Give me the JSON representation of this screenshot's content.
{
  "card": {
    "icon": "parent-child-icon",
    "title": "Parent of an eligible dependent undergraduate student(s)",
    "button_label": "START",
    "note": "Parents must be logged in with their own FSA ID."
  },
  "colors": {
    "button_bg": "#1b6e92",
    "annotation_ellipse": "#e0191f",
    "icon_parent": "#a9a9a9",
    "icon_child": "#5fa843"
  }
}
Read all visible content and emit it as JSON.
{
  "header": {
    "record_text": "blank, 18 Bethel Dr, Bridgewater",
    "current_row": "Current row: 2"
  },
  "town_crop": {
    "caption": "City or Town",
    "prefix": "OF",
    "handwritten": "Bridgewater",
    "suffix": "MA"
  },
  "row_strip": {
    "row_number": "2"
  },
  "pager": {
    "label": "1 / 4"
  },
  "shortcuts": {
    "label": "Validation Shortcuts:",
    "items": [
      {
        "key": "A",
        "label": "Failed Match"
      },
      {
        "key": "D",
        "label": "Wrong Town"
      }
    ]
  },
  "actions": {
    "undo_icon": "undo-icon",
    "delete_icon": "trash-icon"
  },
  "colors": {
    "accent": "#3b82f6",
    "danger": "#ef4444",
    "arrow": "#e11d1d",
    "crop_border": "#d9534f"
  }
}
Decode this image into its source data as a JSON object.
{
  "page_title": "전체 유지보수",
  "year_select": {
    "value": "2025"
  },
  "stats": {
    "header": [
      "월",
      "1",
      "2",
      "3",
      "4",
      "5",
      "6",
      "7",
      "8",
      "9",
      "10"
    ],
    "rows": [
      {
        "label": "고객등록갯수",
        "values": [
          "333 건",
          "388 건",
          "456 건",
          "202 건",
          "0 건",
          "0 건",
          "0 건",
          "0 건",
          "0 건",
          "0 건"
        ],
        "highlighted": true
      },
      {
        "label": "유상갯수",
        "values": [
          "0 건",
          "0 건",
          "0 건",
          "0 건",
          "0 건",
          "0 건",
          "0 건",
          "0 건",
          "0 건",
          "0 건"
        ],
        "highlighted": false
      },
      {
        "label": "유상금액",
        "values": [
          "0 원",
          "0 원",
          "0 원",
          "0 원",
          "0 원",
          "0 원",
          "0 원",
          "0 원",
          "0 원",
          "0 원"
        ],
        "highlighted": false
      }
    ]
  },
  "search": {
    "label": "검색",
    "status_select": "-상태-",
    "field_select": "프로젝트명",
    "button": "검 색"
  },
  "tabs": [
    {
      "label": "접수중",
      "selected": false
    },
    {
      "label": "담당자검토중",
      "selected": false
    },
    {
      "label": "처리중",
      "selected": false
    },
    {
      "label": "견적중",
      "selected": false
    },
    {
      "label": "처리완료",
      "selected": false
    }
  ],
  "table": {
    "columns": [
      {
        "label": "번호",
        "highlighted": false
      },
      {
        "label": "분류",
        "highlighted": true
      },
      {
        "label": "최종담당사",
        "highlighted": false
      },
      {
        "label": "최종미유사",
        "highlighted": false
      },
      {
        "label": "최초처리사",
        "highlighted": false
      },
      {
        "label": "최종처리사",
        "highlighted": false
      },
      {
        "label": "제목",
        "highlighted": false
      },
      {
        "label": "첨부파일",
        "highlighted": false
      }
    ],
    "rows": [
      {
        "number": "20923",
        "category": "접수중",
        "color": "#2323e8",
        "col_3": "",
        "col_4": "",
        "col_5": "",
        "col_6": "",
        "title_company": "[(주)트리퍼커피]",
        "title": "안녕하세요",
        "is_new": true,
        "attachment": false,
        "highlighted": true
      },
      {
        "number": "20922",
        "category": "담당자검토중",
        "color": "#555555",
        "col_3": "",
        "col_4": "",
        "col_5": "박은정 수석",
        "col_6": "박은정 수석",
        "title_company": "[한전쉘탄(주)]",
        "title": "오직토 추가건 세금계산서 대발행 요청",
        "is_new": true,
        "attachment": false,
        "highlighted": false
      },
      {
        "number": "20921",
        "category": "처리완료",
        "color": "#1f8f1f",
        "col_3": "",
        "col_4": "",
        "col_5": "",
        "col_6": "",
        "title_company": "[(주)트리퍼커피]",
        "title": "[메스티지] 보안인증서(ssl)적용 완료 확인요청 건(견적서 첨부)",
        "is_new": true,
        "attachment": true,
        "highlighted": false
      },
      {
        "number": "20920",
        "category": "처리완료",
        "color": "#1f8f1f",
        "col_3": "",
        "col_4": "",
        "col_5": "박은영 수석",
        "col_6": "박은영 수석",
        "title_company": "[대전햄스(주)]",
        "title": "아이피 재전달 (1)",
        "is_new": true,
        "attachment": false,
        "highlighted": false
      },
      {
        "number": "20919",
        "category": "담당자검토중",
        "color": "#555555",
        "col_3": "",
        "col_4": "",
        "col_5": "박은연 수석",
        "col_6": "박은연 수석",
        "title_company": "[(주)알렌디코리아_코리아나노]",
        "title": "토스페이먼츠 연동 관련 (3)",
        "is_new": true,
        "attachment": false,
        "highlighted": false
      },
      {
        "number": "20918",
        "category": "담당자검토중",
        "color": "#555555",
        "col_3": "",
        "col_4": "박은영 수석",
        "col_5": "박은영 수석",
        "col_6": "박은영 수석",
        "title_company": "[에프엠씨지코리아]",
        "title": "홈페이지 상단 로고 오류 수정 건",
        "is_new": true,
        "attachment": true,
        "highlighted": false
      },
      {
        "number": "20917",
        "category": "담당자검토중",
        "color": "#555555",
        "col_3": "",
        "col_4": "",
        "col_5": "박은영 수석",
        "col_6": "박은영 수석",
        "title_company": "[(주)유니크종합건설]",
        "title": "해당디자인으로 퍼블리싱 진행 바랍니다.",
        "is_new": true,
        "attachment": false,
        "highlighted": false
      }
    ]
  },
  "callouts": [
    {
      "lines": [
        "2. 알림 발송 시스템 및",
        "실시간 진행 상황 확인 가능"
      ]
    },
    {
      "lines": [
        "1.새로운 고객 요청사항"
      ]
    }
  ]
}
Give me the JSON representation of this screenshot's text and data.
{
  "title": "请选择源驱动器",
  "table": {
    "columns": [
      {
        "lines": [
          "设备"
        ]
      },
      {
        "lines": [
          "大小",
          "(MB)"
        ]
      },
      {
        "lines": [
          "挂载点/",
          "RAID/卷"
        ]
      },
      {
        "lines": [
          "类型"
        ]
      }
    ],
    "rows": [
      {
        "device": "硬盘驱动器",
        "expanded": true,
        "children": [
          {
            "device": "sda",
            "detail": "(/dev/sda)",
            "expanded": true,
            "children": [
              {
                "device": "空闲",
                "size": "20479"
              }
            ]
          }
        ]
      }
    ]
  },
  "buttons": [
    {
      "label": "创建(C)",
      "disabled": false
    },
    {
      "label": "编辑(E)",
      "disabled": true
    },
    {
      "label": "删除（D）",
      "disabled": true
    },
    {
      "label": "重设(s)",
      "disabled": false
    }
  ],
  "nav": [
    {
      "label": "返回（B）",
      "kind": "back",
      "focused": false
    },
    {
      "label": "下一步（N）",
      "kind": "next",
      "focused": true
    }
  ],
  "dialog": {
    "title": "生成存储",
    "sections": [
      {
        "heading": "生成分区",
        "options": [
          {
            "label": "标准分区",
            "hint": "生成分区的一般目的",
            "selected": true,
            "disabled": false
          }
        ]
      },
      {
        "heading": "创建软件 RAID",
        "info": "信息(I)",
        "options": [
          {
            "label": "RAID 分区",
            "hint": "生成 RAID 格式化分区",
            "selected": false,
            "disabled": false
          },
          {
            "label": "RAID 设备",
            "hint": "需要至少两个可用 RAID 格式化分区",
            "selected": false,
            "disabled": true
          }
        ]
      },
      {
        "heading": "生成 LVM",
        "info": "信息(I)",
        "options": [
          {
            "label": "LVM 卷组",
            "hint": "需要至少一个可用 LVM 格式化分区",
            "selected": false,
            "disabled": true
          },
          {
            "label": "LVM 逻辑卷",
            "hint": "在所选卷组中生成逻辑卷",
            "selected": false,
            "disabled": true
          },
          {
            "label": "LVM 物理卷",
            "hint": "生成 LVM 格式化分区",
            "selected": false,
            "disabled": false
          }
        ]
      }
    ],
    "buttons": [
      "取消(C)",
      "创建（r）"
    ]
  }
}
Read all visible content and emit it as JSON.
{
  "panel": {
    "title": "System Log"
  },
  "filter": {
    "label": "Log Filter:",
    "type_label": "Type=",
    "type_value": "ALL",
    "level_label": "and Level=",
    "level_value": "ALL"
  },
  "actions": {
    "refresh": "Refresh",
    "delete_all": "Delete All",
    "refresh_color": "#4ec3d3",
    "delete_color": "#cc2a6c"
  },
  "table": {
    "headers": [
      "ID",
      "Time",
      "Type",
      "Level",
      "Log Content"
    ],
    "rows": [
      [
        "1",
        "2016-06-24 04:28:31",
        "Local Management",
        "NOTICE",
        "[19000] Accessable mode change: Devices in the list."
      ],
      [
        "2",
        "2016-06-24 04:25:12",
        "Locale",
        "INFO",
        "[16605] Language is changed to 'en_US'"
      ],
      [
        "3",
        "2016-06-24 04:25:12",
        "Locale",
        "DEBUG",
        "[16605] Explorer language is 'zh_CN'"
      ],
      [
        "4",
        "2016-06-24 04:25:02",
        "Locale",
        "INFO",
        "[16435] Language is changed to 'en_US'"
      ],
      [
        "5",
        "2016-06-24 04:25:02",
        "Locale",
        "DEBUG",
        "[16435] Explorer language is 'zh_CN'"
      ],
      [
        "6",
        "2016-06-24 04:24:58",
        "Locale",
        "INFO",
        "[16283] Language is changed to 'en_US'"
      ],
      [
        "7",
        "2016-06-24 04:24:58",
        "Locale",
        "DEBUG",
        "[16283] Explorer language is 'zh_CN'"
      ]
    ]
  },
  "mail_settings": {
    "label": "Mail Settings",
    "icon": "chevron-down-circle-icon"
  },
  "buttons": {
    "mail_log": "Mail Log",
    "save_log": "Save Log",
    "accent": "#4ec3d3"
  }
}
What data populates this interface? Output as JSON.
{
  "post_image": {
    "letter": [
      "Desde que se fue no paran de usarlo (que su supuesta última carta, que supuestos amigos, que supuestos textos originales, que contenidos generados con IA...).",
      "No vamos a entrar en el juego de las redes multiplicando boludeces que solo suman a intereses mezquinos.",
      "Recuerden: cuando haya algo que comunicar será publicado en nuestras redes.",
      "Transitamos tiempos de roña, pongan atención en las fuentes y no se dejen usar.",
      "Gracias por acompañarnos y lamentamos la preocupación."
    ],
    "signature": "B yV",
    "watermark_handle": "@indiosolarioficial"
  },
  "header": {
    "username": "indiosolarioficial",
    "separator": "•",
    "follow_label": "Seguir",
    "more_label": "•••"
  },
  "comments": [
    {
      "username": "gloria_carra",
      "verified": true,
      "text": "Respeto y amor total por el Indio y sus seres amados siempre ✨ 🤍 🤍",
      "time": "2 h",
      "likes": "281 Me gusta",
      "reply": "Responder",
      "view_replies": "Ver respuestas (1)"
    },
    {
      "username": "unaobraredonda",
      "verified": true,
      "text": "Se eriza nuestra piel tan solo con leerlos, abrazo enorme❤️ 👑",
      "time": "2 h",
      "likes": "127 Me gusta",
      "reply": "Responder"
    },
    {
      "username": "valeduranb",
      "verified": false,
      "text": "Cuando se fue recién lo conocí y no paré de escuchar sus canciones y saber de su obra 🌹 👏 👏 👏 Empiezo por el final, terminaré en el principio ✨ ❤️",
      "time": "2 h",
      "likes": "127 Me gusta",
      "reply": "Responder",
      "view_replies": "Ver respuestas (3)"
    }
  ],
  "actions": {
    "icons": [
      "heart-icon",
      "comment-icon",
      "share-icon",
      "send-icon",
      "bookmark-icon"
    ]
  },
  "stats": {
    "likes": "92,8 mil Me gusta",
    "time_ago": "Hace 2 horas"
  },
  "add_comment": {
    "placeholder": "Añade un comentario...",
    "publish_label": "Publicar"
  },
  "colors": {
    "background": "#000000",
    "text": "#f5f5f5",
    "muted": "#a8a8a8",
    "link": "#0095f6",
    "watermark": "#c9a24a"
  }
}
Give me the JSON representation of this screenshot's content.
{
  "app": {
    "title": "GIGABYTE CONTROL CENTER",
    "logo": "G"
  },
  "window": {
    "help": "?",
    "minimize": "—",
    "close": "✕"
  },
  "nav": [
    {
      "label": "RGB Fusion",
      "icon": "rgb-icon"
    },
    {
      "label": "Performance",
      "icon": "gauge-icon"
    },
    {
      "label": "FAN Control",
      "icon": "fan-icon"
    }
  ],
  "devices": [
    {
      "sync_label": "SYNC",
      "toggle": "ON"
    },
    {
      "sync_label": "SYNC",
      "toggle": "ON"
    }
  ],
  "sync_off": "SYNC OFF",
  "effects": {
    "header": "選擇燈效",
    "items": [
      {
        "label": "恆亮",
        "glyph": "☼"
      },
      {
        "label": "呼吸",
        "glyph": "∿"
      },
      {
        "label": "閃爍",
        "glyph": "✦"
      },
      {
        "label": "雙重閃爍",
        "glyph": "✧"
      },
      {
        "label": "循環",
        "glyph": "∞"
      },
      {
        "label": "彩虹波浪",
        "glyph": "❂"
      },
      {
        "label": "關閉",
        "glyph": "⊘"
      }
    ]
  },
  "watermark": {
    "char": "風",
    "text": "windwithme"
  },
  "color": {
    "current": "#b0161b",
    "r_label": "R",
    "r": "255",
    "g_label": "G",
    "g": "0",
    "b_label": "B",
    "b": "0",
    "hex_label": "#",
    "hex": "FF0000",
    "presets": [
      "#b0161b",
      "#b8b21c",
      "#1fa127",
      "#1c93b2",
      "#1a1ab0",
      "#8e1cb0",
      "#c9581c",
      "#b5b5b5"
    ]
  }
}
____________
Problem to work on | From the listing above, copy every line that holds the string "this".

Task result |
Give me the JSON representation of this screenshot's content.
Decode this image into its source data as a JSON object.
Give me the JSON representation of this screenshot's text and data.
What data populates this interface? Output as JSON.
Give me the JSON representation of this screenshot's content.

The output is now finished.